The US Department of Justice has released the highly anticipated affidavit that underpinned this month’s search of Donald Trump’s Florida home, confirming that the United States is investigating the alleged mishandling of classified documents by the former president.
The redacted document released on Friday provided more insight into the evidence that led the FBI to carry out an unprecedented search of Trump’s Mar-a-Lago estate on August 8.
Its release came after a federal judge on Thursday ordered the Department of Justice to release a redacted version that had been submitted to the court.
“The government is conducting a criminal investigation concerning the improper removal and storage of classified information in unauthorized spaces, as well as the unlawful concealment or removal of government records,” read the 38-page affidavit, substantial portions of which were blacked out.
The document stated that the US National Archives and Records Administration (NARA) had received 15 boxes of documents from Trump’s office in January. “The FBI’s investigation has established that documents bearing classification markings, which appear to contain National Defense Information (NDI), were among the materials,” it read.
The affidavit added that the Department of Justice believed “additional documents that contain classified NDI or that are Presidential records subject to record retention requirements currently remain” at Trump’s home.

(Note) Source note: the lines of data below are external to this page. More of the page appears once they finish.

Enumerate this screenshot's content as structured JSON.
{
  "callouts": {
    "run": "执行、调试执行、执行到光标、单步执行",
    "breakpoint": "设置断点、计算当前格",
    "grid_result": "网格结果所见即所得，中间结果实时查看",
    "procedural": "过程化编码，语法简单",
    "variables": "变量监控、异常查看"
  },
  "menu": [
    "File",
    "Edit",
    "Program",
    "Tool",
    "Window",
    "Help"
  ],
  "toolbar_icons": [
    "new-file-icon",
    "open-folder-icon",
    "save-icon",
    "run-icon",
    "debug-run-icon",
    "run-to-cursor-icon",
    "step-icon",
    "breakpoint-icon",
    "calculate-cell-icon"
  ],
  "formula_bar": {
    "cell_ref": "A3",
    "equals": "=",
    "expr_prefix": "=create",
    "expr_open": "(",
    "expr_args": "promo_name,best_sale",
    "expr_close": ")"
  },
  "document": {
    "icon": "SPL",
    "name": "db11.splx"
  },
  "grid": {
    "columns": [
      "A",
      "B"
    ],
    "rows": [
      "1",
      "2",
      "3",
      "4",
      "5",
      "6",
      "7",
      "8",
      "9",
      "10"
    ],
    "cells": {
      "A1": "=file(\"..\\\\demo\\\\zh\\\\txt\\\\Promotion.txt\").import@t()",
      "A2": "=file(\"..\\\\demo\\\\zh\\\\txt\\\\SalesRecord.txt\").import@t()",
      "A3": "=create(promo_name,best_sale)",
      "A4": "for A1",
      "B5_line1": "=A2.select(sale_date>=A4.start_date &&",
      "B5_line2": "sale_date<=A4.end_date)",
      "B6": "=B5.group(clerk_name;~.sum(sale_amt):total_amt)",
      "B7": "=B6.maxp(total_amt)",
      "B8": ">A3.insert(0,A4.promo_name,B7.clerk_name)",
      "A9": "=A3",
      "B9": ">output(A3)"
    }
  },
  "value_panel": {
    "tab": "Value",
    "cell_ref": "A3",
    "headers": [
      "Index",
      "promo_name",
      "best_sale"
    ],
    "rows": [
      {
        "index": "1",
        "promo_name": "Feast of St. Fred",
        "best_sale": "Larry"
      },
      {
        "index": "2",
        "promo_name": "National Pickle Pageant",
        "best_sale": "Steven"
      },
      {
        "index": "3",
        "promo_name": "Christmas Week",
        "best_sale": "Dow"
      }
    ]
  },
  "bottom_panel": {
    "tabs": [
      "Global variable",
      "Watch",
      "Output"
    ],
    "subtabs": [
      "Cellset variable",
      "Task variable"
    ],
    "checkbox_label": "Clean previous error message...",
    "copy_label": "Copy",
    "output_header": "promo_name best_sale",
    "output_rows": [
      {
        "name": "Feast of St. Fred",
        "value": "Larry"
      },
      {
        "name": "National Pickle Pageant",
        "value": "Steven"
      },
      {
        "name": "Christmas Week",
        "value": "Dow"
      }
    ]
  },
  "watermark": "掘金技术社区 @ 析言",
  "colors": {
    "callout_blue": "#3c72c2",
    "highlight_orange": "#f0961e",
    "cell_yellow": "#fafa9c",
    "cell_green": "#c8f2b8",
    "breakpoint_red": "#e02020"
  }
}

“There is also probable cause to believe that evidence of obstruction will be found,” it said, describing the materials as “illegally possessed”.
The Department of Justice had opposed releasing the affidavit, arguing that it was “highly likely to compromise future investigative steps” and the identity of witnesses. But media organisations had asked for the document to be made public, citing “utmost public interest”.
US Magistrate Judge Bruce Reinhart said last week that he believed “there are portions of the affidavit that could be unsealed” and ordered the Department of Justice to submit a redacted version for his review.
Al Jazeera’s Alan Fisher, reporting from Washington on Friday, said the redactions aim “to protect both human sources” as well as the identities “of agents who had been involved [in the search] because they were worried about their safety”.
The search of Mar-a-Lago spurred a firestorm of Republican criticism against the FBI and the Department of Justice, with several GOP lawmakers accusing the Biden administration without evidence of investigating Trump for political reasons.
After the redacted affidavit’s release, Trump again rebuked the search of his home, calling it a “total public relations subterfuge” by the FBI and the Justice Department. “Judge Bruce Reinhart should NEVER have allowed the Break-In of my home,” he wrote on his platform Truth Social.
US Attorney General Merrick Garland has defended the search, saying earlier this month that he had personally approved it.
The search warrant was released on August 12, revealing that the Department of Justice was investigating the former president for mishandling classified documents. The court records showed the FBI seized some top secret documents from Trump’s home, but they did not provide details about the information they might contain.
“Top secret” is the highest level of classification of US government documents, and US law prohibits making public or mishandling classified documents.
President Joe Biden has denied having prior knowledge of the search, and the White House has insisted that it does not interfere in Department of Justice-led investigations.
Asked whether Trump’s conduct may have threatened national security, Biden told reporters on Friday: “We’ll let the Justice Department determine that.”
Trump had argued that the search was unwarranted because he would have handed the documents over if asked. He also said the records were declassified before he left office.
“There was no official record of any of these documents being declassified,” Al Jazeera’s Fisher reported. “And so now the FBI and others are looking at the possibility that there was sensitive information where it shouldn’t have been and there was obstruction in getting ahold of that information.”
It is not clear whether the investigation will result in charges against Trump, who has suggested on multiple occasions that he may run for president again in 2024.
The former president is now a private citizen, but political considerations sometimes weigh into Department of Justice decisions to prosecute cases, New York University law professor Stephen Gillers told Al Jazeera earlier this month.
“Whether or not the Justice Department pursues the charges has to be assessed in light of who the defendant would be. The Justice Department might choose not to pursue the charges so as not to further encourage bad behaviour by Trump’s supporters,” he said.
Mark Warner, the Democratic chair of the Senate Intelligence Committee, said on Friday the investigation into Trump must continue without interference.
“It appears, based on the affidavit unsealed this morning, that among the classified documents at Mar-a-Lago were some of our most sensitive intelligence – which is one reason the Senate Intelligence Committee has requested, on a bipartisan basis, a damage assessment of any national security threat posed by the mishandling of this information,” Warner said in a statement.